**TASK TO COMPLETE:** Answer with the number of lines in the records that contain "name" and with nothing else.

START SUPPLIED MATERIAL

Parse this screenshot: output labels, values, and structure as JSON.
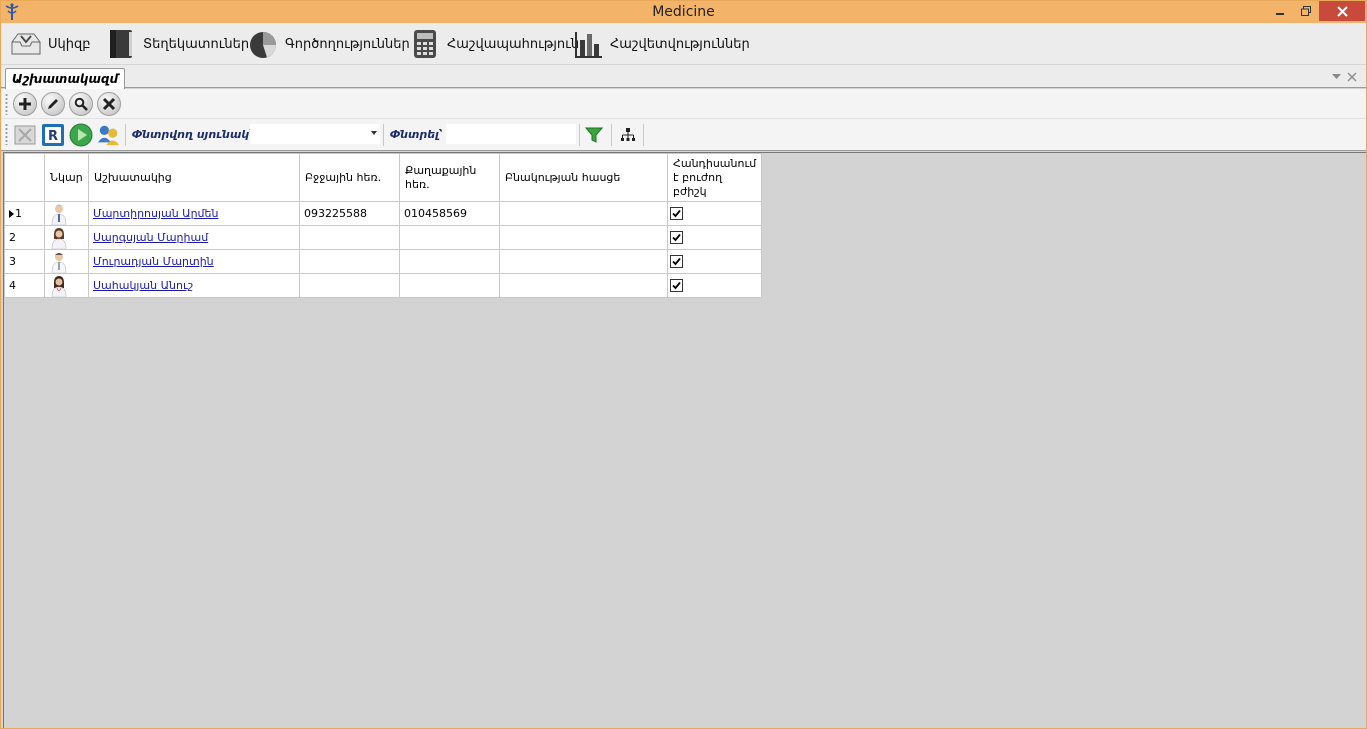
{
  "window": {
    "title": "Medicine",
    "accent_color": "#f3b46a",
    "close_color": "#c74a3a"
  },
  "menu": {
    "items": [
      {
        "label": "Սկիզբ",
        "icon": "inbox-tray-icon"
      },
      {
        "label": "Տեղեկատուներ",
        "icon": "book-icon"
      },
      {
        "label": "Գործողություններ",
        "icon": "pie-chart-icon"
      },
      {
        "label": "Հաշվապահություն",
        "icon": "calculator-icon"
      },
      {
        "label": "Հաշվետվություններ",
        "icon": "bar-chart-icon"
      }
    ]
  },
  "tabs": {
    "active": "Աշխատակազմ"
  },
  "toolbar1": {
    "buttons": [
      "add-icon",
      "edit-icon",
      "search-icon",
      "delete-icon"
    ]
  },
  "toolbar2": {
    "search_column_label": "Փնտրվող սյունակ՝",
    "search_column_value": "",
    "search_label": "Փնտրել՝",
    "search_value": "",
    "buttons": [
      "excel-export-icon",
      "refresh-icon",
      "play-icon",
      "users-icon",
      "filter-icon",
      "hierarchy-icon"
    ]
  },
  "grid": {
    "columns": [
      "",
      "Նկար",
      "Աշխատակից",
      "Բջջային հեռ.",
      "Քաղաքային հեռ.",
      "Բնակության հասցե",
      "Հանդիսանում է բուժող բժիշկ"
    ],
    "rows": [
      {
        "num": "1",
        "current": true,
        "name": "Մարտիրոսյան Արմեն",
        "mobile": "093225588",
        "phone": "010458569",
        "address": "",
        "is_doctor": true
      },
      {
        "num": "2",
        "current": false,
        "name": "Սարգսյան Մարիամ",
        "mobile": "",
        "phone": "",
        "address": "",
        "is_doctor": true
      },
      {
        "num": "3",
        "current": false,
        "name": "Մուրադյան Մարտին",
        "mobile": "",
        "phone": "",
        "address": "",
        "is_doctor": true
      },
      {
        "num": "4",
        "current": false,
        "name": "Սահակյան Անուշ",
        "mobile": "",
        "phone": "",
        "address": "",
        "is_doctor": true
      }
    ]
  }
}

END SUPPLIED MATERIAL

**COMPLETED TASK:** 4